Later Life Ambitions brings together the collective voices of over a quarter of a million pensioners through the National Federation of Occupational Pensioners, the Civil Service Pensioners’ Alliance, and the National Association of Retired Police Officers Association.
Our members have ambitious aspirations for the next generation of pensioners.
From fair pensions to safe and sustainable care services, and from accessible housing to regular bus services to promote independence, we require bold and forward-looking action from our political leaders.
With your support, we want to change the terms of the debate – to focus on the ambitions of pensioners rather than the perceived ‘costs’ to the rest of society. So we urge you to join us in calling for an aspirational and ambitious future for those in later life.
Later Life Ambitions is about communicating the real voices of pensioners, and future pensioners to politicians and policy makers. To do, this we need your involvement. We are calling upon older people, and their friends and family, to share their stories, and experiences, to ensure that we are able to fully represent your views.
Later Life Ambitions has announced our support for a national strategy to prevent excess winter deaths.
New tax small print brands annexes for elderly as “second homes”

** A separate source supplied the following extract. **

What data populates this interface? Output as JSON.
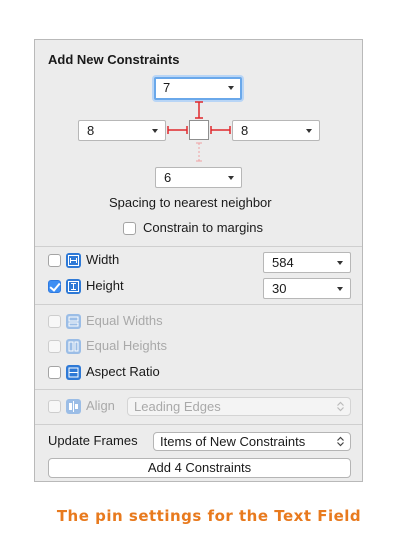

An increase in Stamp Duty designed to deter buy-to-let landlords could hit so-called “granny flats”, according to industry experts. The measure, which comes into force this month was included in last year’s Autumn Statement and was introduced to make home ownership easier for first-time buyers by increasing the costs of a buy-to-let property. However, there are concerns that purpose-built annexes for elderly relatives could be caught in the changes if designated as a second home. This could encourage homeowners to knock down an annex or deter them from building one in the first place.
George Osborne has presented his eighth Budget to Parliament, keen to avoid controversy with the European Referendum on the horizon. Announcing that GDP growth has been revised down to 2% for next year he set out plans for £3.5 billion of further cuts to public spending in order to achieve his goal of reaching a budget surplus by 2020.